* [EXERCISE DETAILS] Return all the lines below exactly as written. Drop every picture.

* [DATA FOR THE TASK]
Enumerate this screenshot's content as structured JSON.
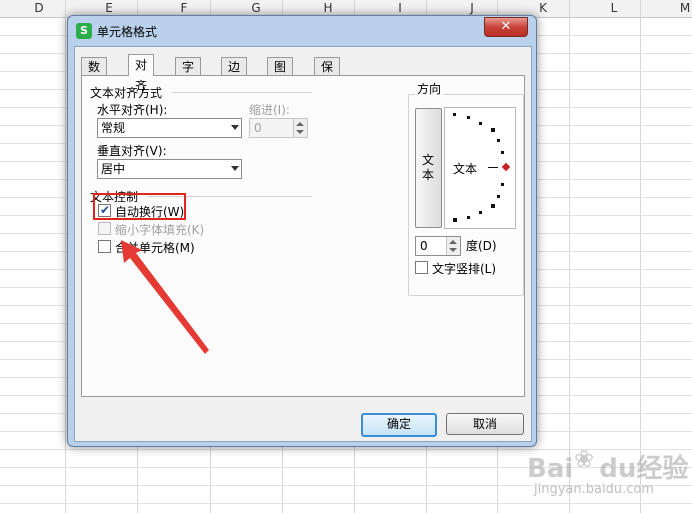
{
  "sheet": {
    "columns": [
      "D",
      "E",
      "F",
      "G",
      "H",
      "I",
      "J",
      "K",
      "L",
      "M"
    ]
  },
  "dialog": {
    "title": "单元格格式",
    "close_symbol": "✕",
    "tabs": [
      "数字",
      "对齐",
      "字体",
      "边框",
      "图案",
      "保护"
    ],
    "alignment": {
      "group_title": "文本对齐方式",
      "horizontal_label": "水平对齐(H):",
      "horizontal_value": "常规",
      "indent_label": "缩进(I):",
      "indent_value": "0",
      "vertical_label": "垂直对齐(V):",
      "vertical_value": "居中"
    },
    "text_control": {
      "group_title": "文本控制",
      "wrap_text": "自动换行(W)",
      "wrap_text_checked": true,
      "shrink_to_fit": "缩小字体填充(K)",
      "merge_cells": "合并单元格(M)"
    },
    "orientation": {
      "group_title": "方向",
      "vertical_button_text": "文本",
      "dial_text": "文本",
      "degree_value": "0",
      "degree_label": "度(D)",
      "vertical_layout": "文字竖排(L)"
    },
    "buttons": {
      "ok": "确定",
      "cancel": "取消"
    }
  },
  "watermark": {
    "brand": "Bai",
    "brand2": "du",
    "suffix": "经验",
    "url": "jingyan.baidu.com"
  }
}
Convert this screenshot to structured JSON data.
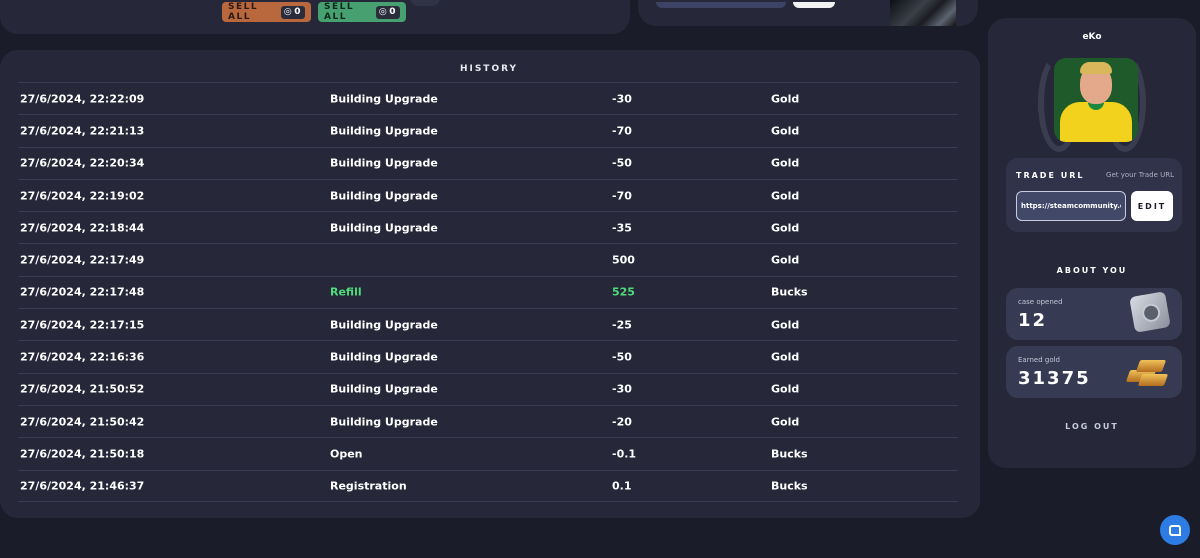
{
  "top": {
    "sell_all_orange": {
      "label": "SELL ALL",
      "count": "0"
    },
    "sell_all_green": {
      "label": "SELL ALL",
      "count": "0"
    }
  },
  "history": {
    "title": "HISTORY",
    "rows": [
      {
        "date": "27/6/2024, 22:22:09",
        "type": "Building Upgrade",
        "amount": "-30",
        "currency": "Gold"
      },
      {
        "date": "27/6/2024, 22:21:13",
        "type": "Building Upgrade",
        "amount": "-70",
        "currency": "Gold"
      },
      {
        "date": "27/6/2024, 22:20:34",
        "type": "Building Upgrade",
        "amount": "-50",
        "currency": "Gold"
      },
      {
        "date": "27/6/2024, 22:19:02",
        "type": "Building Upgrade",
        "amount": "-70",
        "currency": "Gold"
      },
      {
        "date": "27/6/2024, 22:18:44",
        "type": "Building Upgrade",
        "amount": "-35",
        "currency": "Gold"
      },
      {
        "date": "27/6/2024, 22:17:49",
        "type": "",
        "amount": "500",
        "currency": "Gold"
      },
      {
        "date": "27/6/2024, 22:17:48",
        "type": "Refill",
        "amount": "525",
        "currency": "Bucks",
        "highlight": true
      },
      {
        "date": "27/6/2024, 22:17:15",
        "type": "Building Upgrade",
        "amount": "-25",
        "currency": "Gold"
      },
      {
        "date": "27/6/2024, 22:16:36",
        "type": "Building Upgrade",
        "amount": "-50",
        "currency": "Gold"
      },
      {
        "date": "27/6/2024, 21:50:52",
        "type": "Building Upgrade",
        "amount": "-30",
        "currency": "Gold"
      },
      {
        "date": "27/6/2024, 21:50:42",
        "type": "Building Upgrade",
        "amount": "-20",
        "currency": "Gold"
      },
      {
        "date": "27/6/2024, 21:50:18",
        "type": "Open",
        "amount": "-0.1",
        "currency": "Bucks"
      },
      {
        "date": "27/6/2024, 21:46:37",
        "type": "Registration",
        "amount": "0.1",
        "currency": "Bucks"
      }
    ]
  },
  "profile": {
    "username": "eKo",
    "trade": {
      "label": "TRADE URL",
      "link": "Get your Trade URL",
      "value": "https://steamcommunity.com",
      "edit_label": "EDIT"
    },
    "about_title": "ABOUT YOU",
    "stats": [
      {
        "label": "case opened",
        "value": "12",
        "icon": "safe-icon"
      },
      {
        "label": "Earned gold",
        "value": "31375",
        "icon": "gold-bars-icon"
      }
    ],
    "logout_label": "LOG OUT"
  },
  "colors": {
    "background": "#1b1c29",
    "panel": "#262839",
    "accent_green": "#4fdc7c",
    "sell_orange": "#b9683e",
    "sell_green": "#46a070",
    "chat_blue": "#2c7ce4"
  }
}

* [SOLUTION FOR THIS PROBLEM]
Enumerate this screenshot's content as structured JSON.
{
  "sheet": {
    "columns": [
      "D",
      "E",
      "F",
      "G",
      "H",
      "I",
      "J",
      "K",
      "L",
      "M"
    ]
  },
  "dialog": {
    "title": "单元格格式",
    "close_symbol": "✕",
    "tabs": [
      "数字",
      "对齐",
      "字体",
      "边框",
      "图案",
      "保护"
    ],
    "alignment": {
      "group_title": "文本对齐方式",
      "horizontal_label": "水平对齐(H):",
      "horizontal_value": "常规",
      "indent_label": "缩进(I):",
      "indent_value": "0",
      "vertical_label": "垂直对齐(V):",
      "vertical_value": "居中"
    },
    "text_control": {
      "group_title": "文本控制",
      "wrap_text": "自动换行(W)",
      "wrap_text_checked": true,
      "shrink_to_fit": "缩小字体填充(K)",
      "merge_cells": "合并单元格(M)"
    },
    "orientation": {
      "group_title": "方向",
      "vertical_button_text": "文本",
      "dial_text": "文本",
      "degree_value": "0",
      "degree_label": "度(D)",
      "vertical_layout": "文字竖排(L)"
    },
    "buttons": {
      "ok": "确定",
      "cancel": "取消"
    }
  },
  "watermark": {
    "brand": "Bai",
    "brand2": "du",
    "suffix": "经验",
    "url": "jingyan.baidu.com"
  }
}
Convert this screenshot to structured JSON data.
{
  "top": {
    "sell_all_orange": {
      "label": "SELL ALL",
      "count": "0"
    },
    "sell_all_green": {
      "label": "SELL ALL",
      "count": "0"
    }
  },
  "history": {
    "title": "HISTORY",
    "rows": [
      {
        "date": "27/6/2024, 22:22:09",
        "type": "Building Upgrade",
        "amount": "-30",
        "currency": "Gold"
      },
      {
        "date": "27/6/2024, 22:21:13",
        "type": "Building Upgrade",
        "amount": "-70",
        "currency": "Gold"
      },
      {
        "date": "27/6/2024, 22:20:34",
        "type": "Building Upgrade",
        "amount": "-50",
        "currency": "Gold"
      },
      {
        "date": "27/6/2024, 22:19:02",
        "type": "Building Upgrade",
        "amount": "-70",
        "currency": "Gold"
      },
      {
        "date": "27/6/2024, 22:18:44",
        "type": "Building Upgrade",
        "amount": "-35",
        "currency": "Gold"
      },
      {
        "date": "27/6/2024, 22:17:49",
        "type": "",
        "amount": "500",
        "currency": "Gold"
      },
      {
        "date": "27/6/2024, 22:17:48",
        "type": "Refill",
        "amount": "525",
        "currency": "Bucks",
        "highlight": true
      },
      {
        "date": "27/6/2024, 22:17:15",
        "type": "Building Upgrade",
        "amount": "-25",
        "currency": "Gold"
      },
      {
        "date": "27/6/2024, 22:16:36",
        "type": "Building Upgrade",
        "amount": "-50",
        "currency": "Gold"
      },
      {
        "date": "27/6/2024, 21:50:52",
        "type": "Building Upgrade",
        "amount": "-30",
        "currency": "Gold"
      },
      {
        "date": "27/6/2024, 21:50:42",
        "type": "Building Upgrade",
        "amount": "-20",
        "currency": "Gold"
      },
      {
        "date": "27/6/2024, 21:50:18",
        "type": "Open",
        "amount": "-0.1",
        "currency": "Bucks"
      },
      {
        "date": "27/6/2024, 21:46:37",
        "type": "Registration",
        "amount": "0.1",
        "currency": "Bucks"
      }
    ]
  },
  "profile": {
    "username": "eKo",
    "trade": {
      "label": "TRADE URL",
      "link": "Get your Trade URL",
      "value": "https://steamcommunity.com",
      "edit_label": "EDIT"
    },
    "about_title": "ABOUT YOU",
    "stats": [
      {
        "label": "case opened",
        "value": "12",
        "icon": "safe-icon"
      },
      {
        "label": "Earned gold",
        "value": "31375",
        "icon": "gold-bars-icon"
      }
    ],
    "logout_label": "LOG OUT"
  },
  "colors": {
    "background": "#1b1c29",
    "panel": "#262839",
    "accent_green": "#4fdc7c",
    "sell_orange": "#b9683e",
    "sell_green": "#46a070",
    "chat_blue": "#2c7ce4"
  }
}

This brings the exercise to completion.